THE Congress of South African Trade Unions (Cosatu) has come out in support of the amendment of the Employment Equity Act.
Speaking during the virtual public hearing, Cosatu parliamentary counsellor Matthew Parks said the bill before Parliament was correct, rational and was in line with the Constitution.
“It is long overdue. We support this bill and welcome this bill,” Parks said.
He also said the labour federation did not have any problems with any of the bill’s provisions.
“We believe it is a critical amendment bill that will strengthen the government to achieve the progressive targets of the Employment Equity Act.”
The will empower Minister of Employment and Labour Minister Thulas Nxesi to issue compliance certificates to companies that meet the requirements of the Employment Equity Act.
It intends to empower the minister to determine sectoral numerical targets for the purposes of ensuring equitable targets of suitably qualified people from designated groups at all occupational levels in the workplace.
The bill also seeks to provide for the issuing of certificates by the minister confirming an employer's compliance in relation to the conclusion of state contracts.
It does away with a clause that classified employers with fewer than 50 employees as designated employers upon meeting a specified turnover threshold.

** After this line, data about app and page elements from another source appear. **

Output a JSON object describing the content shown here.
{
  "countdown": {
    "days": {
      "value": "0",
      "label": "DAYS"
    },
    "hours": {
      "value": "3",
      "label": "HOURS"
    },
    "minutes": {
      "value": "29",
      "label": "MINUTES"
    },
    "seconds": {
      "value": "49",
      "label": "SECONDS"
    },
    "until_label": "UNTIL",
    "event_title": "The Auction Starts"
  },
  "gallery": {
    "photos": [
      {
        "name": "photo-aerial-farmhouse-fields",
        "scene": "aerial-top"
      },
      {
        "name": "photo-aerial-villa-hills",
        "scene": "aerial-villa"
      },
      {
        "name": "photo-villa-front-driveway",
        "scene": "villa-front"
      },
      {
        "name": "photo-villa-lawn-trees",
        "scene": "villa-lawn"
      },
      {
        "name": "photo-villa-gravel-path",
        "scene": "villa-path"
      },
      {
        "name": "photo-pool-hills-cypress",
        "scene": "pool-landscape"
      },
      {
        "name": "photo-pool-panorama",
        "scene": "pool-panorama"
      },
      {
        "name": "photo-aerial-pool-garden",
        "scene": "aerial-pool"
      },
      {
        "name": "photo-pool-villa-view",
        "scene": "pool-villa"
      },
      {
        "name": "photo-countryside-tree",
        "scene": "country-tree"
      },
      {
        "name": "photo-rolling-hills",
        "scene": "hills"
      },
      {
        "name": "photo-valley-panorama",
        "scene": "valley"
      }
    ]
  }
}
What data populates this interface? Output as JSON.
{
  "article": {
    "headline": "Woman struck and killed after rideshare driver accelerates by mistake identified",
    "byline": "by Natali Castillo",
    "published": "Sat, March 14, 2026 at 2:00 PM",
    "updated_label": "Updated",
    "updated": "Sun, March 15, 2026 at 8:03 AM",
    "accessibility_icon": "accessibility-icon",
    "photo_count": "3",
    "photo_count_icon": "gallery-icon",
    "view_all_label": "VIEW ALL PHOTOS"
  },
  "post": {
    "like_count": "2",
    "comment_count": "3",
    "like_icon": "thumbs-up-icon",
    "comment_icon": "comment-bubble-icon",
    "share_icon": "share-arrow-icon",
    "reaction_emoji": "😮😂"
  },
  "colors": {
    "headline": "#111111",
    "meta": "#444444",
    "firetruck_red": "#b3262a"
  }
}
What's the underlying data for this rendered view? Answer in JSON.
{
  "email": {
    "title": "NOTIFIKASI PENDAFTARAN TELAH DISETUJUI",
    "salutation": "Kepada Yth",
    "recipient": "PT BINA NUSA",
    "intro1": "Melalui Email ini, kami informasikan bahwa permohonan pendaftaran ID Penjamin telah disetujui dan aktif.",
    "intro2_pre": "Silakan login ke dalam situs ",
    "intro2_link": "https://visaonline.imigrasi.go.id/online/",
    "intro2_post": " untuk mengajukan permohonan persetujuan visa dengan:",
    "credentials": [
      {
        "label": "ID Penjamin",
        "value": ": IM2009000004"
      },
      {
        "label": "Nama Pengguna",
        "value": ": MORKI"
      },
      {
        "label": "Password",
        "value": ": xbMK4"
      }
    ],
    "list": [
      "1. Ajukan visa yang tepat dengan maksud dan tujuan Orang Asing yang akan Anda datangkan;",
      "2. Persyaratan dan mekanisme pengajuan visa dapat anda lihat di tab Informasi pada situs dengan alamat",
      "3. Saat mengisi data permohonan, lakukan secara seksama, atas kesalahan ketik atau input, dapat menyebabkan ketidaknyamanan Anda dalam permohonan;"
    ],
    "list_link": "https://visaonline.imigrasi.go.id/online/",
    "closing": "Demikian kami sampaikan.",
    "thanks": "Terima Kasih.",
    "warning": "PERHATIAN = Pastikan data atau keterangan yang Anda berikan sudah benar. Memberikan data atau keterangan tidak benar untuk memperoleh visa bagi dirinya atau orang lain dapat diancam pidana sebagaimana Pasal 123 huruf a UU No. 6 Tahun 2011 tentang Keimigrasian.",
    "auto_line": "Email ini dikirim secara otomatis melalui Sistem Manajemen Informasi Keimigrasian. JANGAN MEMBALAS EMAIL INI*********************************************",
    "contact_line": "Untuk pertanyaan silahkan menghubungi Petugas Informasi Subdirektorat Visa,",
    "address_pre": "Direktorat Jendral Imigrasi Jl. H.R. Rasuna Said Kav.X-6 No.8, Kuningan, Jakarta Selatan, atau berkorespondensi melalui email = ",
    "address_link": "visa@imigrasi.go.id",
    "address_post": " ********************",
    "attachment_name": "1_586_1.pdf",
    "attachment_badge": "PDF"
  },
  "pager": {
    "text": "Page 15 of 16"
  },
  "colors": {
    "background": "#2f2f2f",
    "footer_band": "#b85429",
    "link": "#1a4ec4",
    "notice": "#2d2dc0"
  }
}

In terms of the bill Nxesi may by notice in the government gazette identify national economic sectors, and also empower labour inspectors to obtain written undertaking from an employer to prepare an employment equity plan.
Parks said South Africa has a very painful legacy of colonialism and apartheid that spanned over four centuries.
“We are known as the most unequal in the world. The Employment Equity report shows that most companies are far behind to address the legacy of apartheid.”
He also said the public sector has made significant progress in terms of employment equity while in the private sector many employers were found wanting.
Parks said failure to address the legacy of apartheid was a ticking time bomb.
“We only need to look at Zimbabwe and other countries what the consequences if you don’t address the legacy of apartheid and colonialism.
“It is better to do it now and do it in an inclusive way as opposed to simply putting blinders on and deny the realities,” he said, adding that apartheid’s legacy was still haunting the country way after the first democratic elections in 1994.